Parents love their children with a love that is stronger than words can describe.  It is a love that encompasses all of the tears and boo boo’s and hugs of childhood, and late night discussions and revelations of adulthood.  It comforts, it holds tightly, it soothes, and it understands.

God loves us this much, and even more–after all, He designed parenthood, and modeled the love that goes along with it.  I’ve learned lately, that just like a parent’s love, God’s love holds us, comforts us, soothes us, and understands everything we think and feel.

What I was surprised to learn, is that God loves us too much to leave us where we are.  He loves us too much to let us drown in our flawed, selfish ways.  Parents who truly love their children know when it is time to comfort, and when it is time to discipline; they know when it is time to understand and smile, and when it is time to understand and firmly teach; they know when it is time to soothe, and when it is time to push forward.  They know when it is time to make choices that are painful in the present, but needed for the future.

God loves us unconditionally, but unconditional love doesn’t mean that His love won’t sometimes feel like the sting of a thorn, as it convicts us against words that should not have been spoken, or an attitude that we shouldn’t have.  Sometimes, love feels like a freight train that runs us over in the middle of the night–if you are anything like me, there are times that it takes something that drastic to get my attention…

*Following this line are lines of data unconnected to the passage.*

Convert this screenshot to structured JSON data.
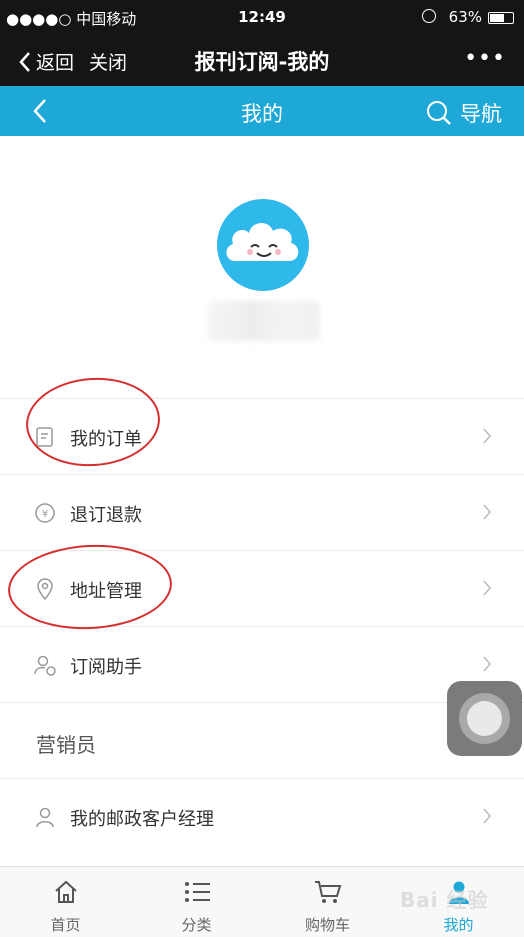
{
  "status_bar": {
    "carrier": "●●●●○ 中国移动",
    "time": "12:49",
    "battery_pct": "63%",
    "battery_level": 0.63
  },
  "wechat_nav": {
    "back_label": "返回",
    "close_label": "关闭",
    "title": "报刊订阅-我的",
    "more_label": "•••"
  },
  "app_header": {
    "title": "我的",
    "nav_label": "导航"
  },
  "menu": {
    "items": [
      {
        "label": "我的订单",
        "icon": "order-icon"
      },
      {
        "label": "退订退款",
        "icon": "refund-icon"
      },
      {
        "label": "地址管理",
        "icon": "location-icon"
      },
      {
        "label": "订阅助手",
        "icon": "assistant-icon"
      }
    ],
    "section_label": "营销员",
    "manager_item": {
      "label": "我的邮政客户经理",
      "icon": "manager-icon"
    }
  },
  "tabbar": {
    "tabs": [
      {
        "label": "首页",
        "icon": "home-icon"
      },
      {
        "label": "分类",
        "icon": "list-icon"
      },
      {
        "label": "购物车",
        "icon": "cart-icon"
      },
      {
        "label": "我的",
        "icon": "profile-icon",
        "active": true
      }
    ]
  },
  "watermark": "Bai 经验",
  "colors": {
    "accent": "#1ea8d8",
    "dark_bar": "#151515",
    "annotation": "#d62f2f"
  }
}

God loves me too much to let me drown in emotions that get a hold of me, and too much to let me fall victim to the insecurities that Satan whispers in my ear.  He teaches me.  He holds me with a firm hand that keeps me safe and pulls me closer to Him, through lessons learned and comforts given. He loves me too much not to stretch me until I have nothing to hold onto but the unseen power of the Holy Spirit.

Through all of the thorns and freight trains, I’ve learned how to have real faith.  This kind of faith is where we can find a Persevering Heart–the kind of faith that is forged in fire and softened through compassion.  With such faith, I am learning that the song text above is not just a nursery song; it is a creed for every minute of every day.